Still, Davis does relish his reputation as a change agent. "My president said hiring me was the biggest risk he ever took -- he thought I was going to blow the whole place up," he said.
Getting him to talk about himself was not hard, and over the next few minutes I was treated to such a rapid-fire recital of his accomplishments at Bowdoin, at Stanford, and in a previous gig as an assistant dean in charge of IT at the University of Oregon School of Law that months later the burning questions I had for his references were, "Is he for real?" and "Is this someone with a raging ego?"
"It's a fair question -- there are a lot of people you see out there who have good PR," said Dan Roberts, president of the IT professional development consulting firm Ouellette & Associates, who cited the turnaround Davis executed in Bowdoin in his book Unleashing the Power of IT. There are CIOs who are talented at getting themselves on magazine covers but little else, but Davis is not one of them, said Roberts. His consulting firm helped train Bowdoin staff on delivering better service, but Davis already had the right vision. "I think he had the whole package."
However, on first impressions, people aren't always sure what to make of him, Roberts conceded. "He's a personality -- everyone around him will tell you that."
"People think he's arrogant," said Rebecca Sandlin, who worked with Davis at Bowdoin and has since moved on to a CIO position at Roanoke College. She thought he was arrogant, too, when she first met him. At least, she thought he might be. She wondered, too, if he was purposely contrarian, willing to say the opposite of what others thought just to get a reaction. Because she was willing to give him a chance to prove otherwise, she came to see him as someone "who really believes change is essential in our industry," she said. "It really bothers him when people think, 'This is the status quo, the status quo works, and why would we change?'"
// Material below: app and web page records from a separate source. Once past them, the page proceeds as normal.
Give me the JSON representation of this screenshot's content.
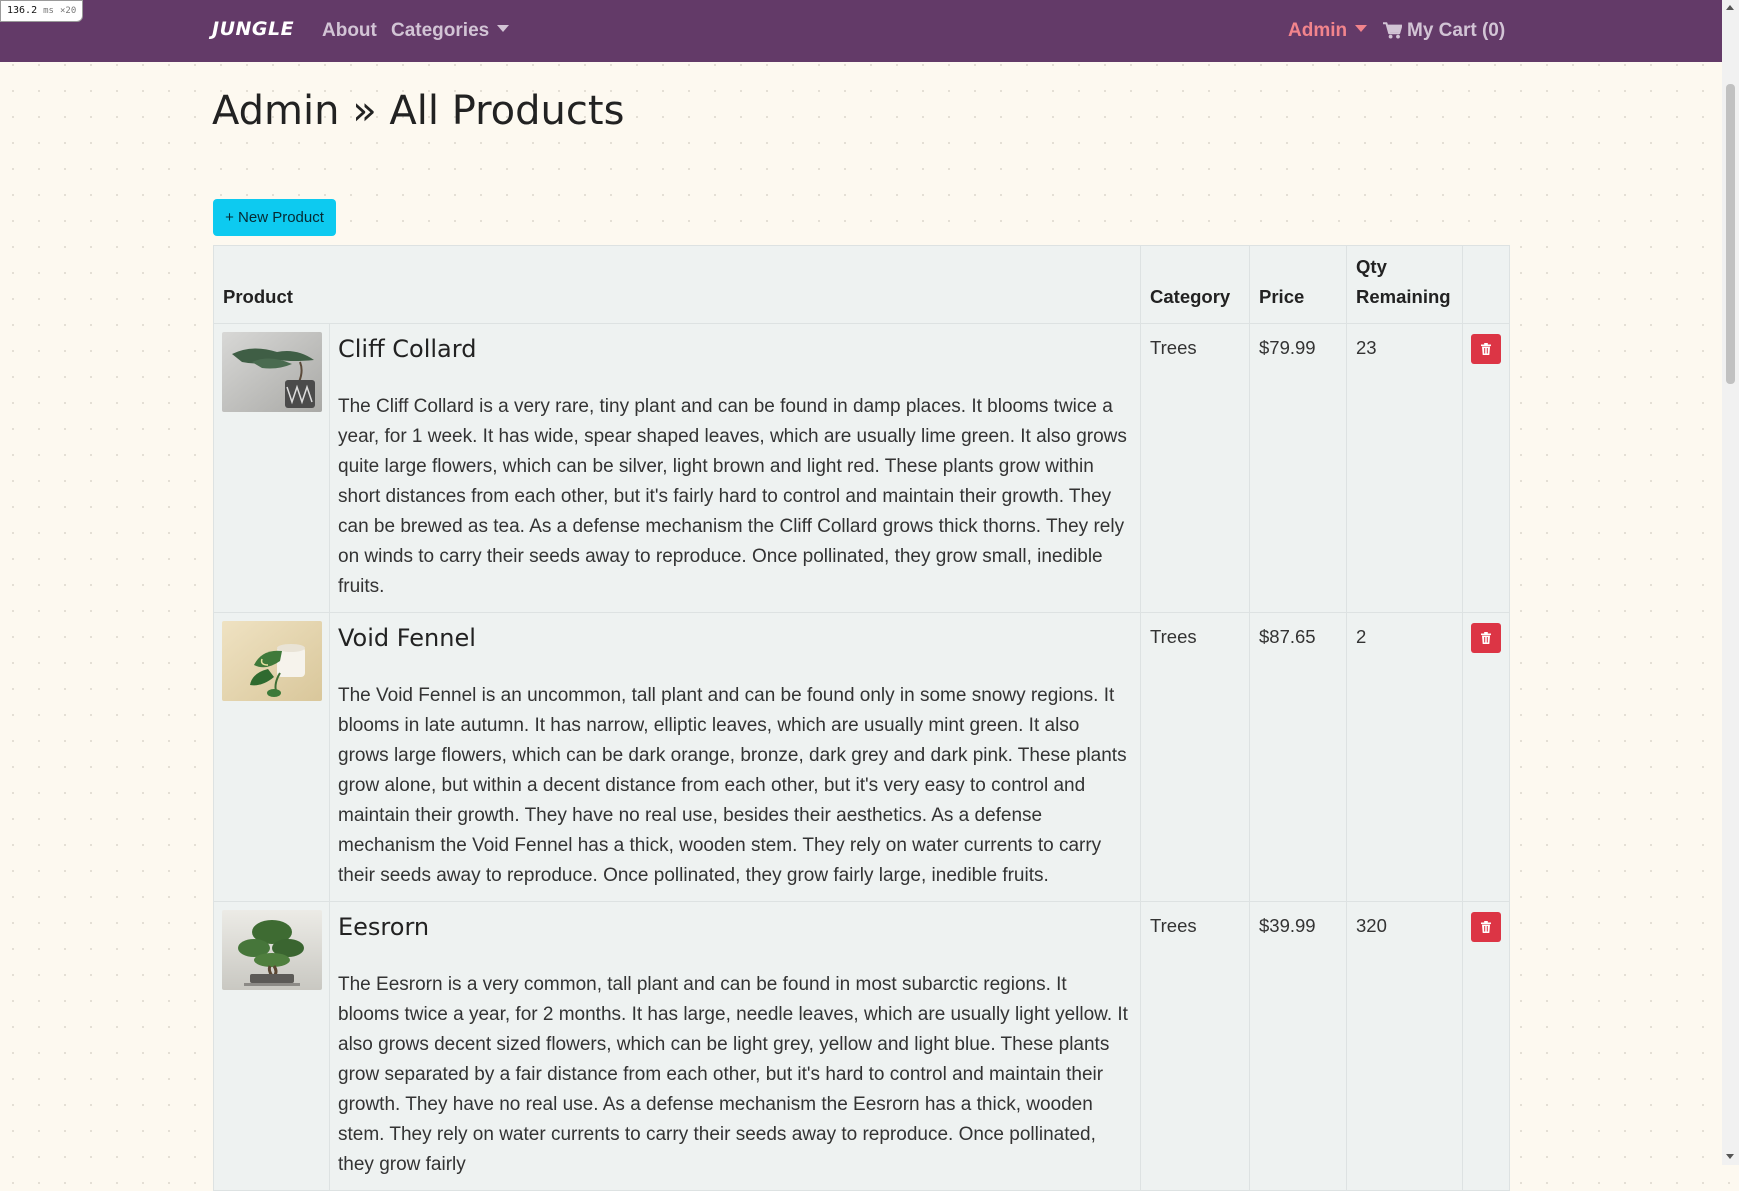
{
  "perf_overlay": {
    "value": "136.2",
    "unit": "ms",
    "multiplier": "×20"
  },
  "navbar": {
    "brand": "JUNGLE",
    "about": "About",
    "categories": "Categories",
    "admin": "Admin",
    "cart": "My Cart (0)",
    "colors": {
      "background": "#633a68",
      "link": "#d2c4d5",
      "admin": "#f2848c"
    }
  },
  "page": {
    "title": "Admin » All Products",
    "new_product_button": "+ New Product"
  },
  "table": {
    "headers": {
      "product": "Product",
      "category": "Category",
      "price": "Price",
      "qty": "Qty Remaining"
    },
    "rows": [
      {
        "name": "Cliff Collard",
        "description": "The Cliff Collard is a very rare, tiny plant and can be found in damp places. It blooms twice a year, for 1 week. It has wide, spear shaped leaves, which are usually lime green. It also grows quite large flowers, which can be silver, light brown and light red. These plants grow within short distances from each other, but it's fairly hard to control and maintain their growth. They can be brewed as tea. As a defense mechanism the Cliff Collard grows thick thorns. They rely on winds to carry their seeds away to reproduce. Once pollinated, they grow small, inedible fruits.",
        "category": "Trees",
        "price": "$79.99",
        "qty": "23",
        "image": "juniper-bonsai-in-patterned-pot"
      },
      {
        "name": "Void Fennel",
        "description": "The Void Fennel is an uncommon, tall plant and can be found only in some snowy regions. It blooms in late autumn. It has narrow, elliptic leaves, which are usually mint green. It also grows large flowers, which can be dark orange, bronze, dark grey and dark pink. These plants grow alone, but within a decent distance from each other, but it's very easy to control and maintain their growth. They have no real use, besides their aesthetics. As a defense mechanism the Void Fennel has a thick, wooden stem. They rely on water currents to carry their seeds away to reproduce. Once pollinated, they grow fairly large, inedible fruits.",
        "category": "Trees",
        "price": "$87.65",
        "qty": "2",
        "image": "pothos-in-white-cup"
      },
      {
        "name": "Eesrorn",
        "description": "The Eesrorn is a very common, tall plant and can be found in most subarctic regions. It blooms twice a year, for 2 months. It has large, needle leaves, which are usually light yellow. It also grows decent sized flowers, which can be light grey, yellow and light blue. These plants grow separated by a fair distance from each other, but it's hard to control and maintain their growth. They have no real use. As a defense mechanism the Eesrorn has a thick, wooden stem. They rely on water currents to carry their seeds away to reproduce. Once pollinated, they grow fairly",
        "category": "Trees",
        "price": "$39.99",
        "qty": "320",
        "image": "bonsai-tree-on-tray"
      }
    ]
  },
  "colors": {
    "new_button": "#0dcaf0",
    "delete_button": "#dc3545",
    "page_background": "#fdf9f0",
    "table_background": "#eef2f1"
  },
  "icons": {
    "delete": "trash-icon",
    "cart": "shopping-cart-icon",
    "dropdown": "caret-down-icon"
  }
}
In other words, she recognized there was a method to his madness. Further, it turned out that he was not so arrogant that he didn't listen to what others had to say. "People who are arrogant do not respond well to criticism. They tend to be incredibly thin-skinned. As employees and coworkers, it's very difficult to give them constructive criticism," Sandlin said. "Mitch enjoys it when people go after him and tear apart all of his ideas."